Yes, Sgt. Steve, there is reward for the effort. It’s the Law of Compensation. It may not come immediately or directly, or in terms of money. But effort–like energy–is never lost. It is never returned to us empty. It comes back to us in position, or some elevation or acceleration of some sort. Call it God or call it nature, but never does a Law say one thing and do another. Thank you, Sgt. Steve, for being an authentic leader.
Good afternoon Dan;
AND; “That place beyond the Hill isn’t worth the climb when,- (there is NO reward for the effort).” I believe people need to know ‘Whats in it for them’. If YOU as a leader can’t create (Buy-in), don’t expect an (All in) mentality, or, effort from your people.
It’s hard for employees to get excited about something they feel no passion for. At times it can be a challenge for leaders to inspire thier people to adopt & adapt to changes and challenges created in ‘The New Millenium’. Successful leaders never give up looking for inovative ways to inspire the best from thier people.

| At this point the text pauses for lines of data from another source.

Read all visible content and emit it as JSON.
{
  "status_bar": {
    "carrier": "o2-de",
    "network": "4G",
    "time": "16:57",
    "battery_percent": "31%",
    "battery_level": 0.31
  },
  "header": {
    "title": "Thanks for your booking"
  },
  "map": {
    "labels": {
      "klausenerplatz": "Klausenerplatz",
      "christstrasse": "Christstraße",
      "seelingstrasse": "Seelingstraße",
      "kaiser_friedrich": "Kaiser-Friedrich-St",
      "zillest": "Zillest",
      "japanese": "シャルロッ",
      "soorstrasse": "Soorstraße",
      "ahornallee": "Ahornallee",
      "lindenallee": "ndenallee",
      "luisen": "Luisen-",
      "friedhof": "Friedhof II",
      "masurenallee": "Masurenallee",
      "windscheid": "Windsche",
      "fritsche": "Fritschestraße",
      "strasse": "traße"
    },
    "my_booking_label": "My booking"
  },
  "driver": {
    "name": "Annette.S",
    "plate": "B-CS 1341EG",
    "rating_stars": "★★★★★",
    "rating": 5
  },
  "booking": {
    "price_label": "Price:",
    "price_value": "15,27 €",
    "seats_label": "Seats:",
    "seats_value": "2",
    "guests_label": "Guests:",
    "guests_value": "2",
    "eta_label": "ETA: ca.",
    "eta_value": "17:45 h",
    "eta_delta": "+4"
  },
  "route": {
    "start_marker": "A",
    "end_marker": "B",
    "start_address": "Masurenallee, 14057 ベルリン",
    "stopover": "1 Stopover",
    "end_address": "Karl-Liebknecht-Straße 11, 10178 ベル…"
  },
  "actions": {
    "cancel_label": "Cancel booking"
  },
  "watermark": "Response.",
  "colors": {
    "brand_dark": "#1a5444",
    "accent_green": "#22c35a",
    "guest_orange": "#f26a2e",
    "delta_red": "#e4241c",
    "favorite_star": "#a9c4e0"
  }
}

But once again, here we are at the point where we realize, “to create buy in of any group of people YOU ABSOLUTLEY (M U S T) GET TO KNOW YOUR PEOPLE!”
Besides, without really knowing your people, how can you really expect to inspire enthusiasm in people if you don’t know what GETS YOUR PEOPLE EXCITED???
Gota go my friend. Enjoy the ‘sweltering HOT’ weekend…
One of your best quotes ever; “Leaders who blame their team for an unacceptable present are insulting the people they led to build it.” Nice!